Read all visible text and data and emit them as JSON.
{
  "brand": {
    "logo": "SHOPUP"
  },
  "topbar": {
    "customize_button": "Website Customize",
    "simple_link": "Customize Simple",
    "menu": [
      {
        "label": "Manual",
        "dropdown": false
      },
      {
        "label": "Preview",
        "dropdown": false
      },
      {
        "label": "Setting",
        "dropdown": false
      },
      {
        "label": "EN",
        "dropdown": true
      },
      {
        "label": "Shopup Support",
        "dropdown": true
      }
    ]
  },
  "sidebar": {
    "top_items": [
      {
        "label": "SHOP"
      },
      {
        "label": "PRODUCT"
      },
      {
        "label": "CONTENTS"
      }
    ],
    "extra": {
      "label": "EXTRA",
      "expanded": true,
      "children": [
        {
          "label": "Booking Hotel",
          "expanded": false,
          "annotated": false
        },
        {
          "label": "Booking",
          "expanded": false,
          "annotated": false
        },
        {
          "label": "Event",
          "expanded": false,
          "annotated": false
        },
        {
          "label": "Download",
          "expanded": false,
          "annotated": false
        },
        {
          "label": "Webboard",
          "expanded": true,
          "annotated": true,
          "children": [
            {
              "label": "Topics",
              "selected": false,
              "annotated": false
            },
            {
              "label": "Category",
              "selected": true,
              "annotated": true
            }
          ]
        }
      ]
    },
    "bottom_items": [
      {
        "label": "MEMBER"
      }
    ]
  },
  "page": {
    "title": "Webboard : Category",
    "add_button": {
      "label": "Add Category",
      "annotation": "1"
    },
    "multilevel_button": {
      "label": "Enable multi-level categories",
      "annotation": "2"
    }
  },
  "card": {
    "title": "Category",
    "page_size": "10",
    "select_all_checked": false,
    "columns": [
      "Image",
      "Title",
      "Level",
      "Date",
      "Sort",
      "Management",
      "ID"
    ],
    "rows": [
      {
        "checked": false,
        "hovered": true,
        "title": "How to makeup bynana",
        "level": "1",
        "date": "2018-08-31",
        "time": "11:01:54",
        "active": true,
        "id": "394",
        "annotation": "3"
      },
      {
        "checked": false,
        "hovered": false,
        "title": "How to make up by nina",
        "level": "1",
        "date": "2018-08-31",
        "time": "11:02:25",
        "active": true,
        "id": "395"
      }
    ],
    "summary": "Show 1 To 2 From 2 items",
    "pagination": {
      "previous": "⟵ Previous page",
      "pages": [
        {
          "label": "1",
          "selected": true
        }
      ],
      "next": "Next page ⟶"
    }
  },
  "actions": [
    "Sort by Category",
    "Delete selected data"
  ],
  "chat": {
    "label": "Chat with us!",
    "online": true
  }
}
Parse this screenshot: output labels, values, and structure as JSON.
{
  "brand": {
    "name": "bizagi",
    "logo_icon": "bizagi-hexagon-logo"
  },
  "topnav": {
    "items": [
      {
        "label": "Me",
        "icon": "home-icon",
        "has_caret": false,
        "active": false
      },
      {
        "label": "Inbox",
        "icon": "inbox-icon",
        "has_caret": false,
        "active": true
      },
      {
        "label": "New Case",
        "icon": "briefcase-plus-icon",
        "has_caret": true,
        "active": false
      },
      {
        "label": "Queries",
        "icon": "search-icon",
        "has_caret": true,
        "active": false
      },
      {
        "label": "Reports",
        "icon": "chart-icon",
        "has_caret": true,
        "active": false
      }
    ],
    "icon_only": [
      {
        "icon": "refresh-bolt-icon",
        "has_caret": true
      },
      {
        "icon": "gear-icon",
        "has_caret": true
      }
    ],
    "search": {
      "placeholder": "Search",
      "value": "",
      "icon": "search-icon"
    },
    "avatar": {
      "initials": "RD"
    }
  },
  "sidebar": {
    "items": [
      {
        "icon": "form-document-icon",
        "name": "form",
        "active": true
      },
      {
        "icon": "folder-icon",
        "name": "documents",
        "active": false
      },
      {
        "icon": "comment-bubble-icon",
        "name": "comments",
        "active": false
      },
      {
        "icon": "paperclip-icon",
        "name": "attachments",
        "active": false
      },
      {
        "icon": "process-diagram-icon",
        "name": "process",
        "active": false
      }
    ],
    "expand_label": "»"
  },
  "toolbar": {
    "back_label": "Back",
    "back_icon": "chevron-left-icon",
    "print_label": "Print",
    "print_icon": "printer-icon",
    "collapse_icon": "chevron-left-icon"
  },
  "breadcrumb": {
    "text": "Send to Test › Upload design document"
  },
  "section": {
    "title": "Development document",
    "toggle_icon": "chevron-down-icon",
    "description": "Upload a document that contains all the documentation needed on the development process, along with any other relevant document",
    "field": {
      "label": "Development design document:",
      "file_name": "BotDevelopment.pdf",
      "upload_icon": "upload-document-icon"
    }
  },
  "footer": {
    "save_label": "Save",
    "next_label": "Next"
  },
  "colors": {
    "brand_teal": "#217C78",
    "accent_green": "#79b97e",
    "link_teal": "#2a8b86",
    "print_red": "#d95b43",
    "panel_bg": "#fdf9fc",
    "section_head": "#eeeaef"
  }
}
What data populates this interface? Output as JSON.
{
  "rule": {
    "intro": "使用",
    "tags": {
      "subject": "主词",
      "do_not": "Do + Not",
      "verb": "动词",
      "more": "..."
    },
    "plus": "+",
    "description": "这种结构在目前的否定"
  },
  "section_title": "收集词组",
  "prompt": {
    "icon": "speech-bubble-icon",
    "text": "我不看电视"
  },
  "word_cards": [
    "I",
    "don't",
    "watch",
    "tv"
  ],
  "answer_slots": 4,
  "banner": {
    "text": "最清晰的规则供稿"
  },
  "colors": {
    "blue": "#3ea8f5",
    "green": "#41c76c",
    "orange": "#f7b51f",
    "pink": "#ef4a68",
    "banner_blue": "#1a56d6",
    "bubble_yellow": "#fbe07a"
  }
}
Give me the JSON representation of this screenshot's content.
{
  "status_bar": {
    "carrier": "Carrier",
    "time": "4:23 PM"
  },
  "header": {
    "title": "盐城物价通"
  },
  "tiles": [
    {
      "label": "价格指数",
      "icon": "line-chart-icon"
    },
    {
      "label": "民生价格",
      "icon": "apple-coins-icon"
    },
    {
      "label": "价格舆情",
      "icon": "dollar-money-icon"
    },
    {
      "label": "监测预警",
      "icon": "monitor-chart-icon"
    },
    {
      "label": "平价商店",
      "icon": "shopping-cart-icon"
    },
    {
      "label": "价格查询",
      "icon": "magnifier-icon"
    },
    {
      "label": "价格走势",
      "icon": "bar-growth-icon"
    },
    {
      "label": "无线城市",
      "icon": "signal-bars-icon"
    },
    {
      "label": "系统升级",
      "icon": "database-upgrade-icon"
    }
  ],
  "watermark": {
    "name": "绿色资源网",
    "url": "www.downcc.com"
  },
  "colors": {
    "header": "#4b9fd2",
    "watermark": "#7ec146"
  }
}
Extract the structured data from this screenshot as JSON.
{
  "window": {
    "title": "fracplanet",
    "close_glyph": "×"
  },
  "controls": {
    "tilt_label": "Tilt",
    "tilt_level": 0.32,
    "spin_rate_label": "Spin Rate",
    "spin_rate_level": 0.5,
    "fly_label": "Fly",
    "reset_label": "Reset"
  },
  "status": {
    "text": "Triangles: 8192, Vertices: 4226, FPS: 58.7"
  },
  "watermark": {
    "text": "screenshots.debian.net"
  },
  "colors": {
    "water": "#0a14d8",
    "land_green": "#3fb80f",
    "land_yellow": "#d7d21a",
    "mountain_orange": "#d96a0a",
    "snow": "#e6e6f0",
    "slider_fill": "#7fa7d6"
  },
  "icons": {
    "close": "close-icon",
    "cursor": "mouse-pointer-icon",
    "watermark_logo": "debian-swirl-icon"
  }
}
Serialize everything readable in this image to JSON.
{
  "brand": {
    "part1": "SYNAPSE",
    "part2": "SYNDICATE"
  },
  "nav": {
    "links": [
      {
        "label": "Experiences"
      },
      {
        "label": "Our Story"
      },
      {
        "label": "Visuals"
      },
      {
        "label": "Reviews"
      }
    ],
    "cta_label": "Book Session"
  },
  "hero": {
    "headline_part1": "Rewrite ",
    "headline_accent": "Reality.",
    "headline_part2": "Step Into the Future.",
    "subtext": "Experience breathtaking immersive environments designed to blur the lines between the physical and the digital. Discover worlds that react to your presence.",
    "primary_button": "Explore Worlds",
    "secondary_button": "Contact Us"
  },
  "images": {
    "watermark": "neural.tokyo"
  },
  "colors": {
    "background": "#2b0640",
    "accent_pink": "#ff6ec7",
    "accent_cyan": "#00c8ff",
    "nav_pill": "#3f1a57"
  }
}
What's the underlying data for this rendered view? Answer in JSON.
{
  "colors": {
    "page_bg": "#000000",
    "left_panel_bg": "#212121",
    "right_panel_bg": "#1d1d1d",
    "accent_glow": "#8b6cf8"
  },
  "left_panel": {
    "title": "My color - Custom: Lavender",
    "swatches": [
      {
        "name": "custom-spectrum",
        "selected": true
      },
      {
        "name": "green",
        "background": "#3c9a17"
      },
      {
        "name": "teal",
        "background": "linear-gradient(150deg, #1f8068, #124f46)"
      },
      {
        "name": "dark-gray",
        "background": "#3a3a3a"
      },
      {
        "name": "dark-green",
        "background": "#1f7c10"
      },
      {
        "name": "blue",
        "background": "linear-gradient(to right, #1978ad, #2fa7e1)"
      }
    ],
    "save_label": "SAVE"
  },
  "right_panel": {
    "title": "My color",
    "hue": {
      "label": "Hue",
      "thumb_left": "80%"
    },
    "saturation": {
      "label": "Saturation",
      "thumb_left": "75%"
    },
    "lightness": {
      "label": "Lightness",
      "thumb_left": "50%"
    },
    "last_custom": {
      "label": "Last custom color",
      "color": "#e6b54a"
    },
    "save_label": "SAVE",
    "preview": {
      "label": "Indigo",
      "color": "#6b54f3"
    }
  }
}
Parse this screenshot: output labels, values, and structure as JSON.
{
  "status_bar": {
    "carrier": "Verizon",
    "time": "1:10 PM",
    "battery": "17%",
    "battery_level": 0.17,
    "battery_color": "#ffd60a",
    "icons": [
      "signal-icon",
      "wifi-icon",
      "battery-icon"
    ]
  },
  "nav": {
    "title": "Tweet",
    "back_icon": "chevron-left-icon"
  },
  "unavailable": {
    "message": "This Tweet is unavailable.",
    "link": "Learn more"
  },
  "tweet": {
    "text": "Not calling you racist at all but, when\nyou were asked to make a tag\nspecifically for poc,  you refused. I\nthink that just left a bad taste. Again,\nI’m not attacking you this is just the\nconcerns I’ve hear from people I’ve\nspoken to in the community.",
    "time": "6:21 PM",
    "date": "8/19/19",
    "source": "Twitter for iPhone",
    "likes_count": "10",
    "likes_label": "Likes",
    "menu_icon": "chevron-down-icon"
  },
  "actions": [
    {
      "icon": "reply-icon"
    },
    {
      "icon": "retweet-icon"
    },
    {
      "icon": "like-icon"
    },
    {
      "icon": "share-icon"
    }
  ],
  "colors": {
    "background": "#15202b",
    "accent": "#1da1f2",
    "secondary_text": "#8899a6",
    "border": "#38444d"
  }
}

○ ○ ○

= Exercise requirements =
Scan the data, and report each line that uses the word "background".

= Result below =
    "background": "#2b0640",
        "background": "#3c9a17"
        "background": "linear-gradient(150deg, #1f8068, #124f46)"
        "background": "#3a3a3a"
        "background": "#1f7c10"
        "background": "linear-gradient(to right, #1978ad, #2fa7e1)"
    "background": "#15202b",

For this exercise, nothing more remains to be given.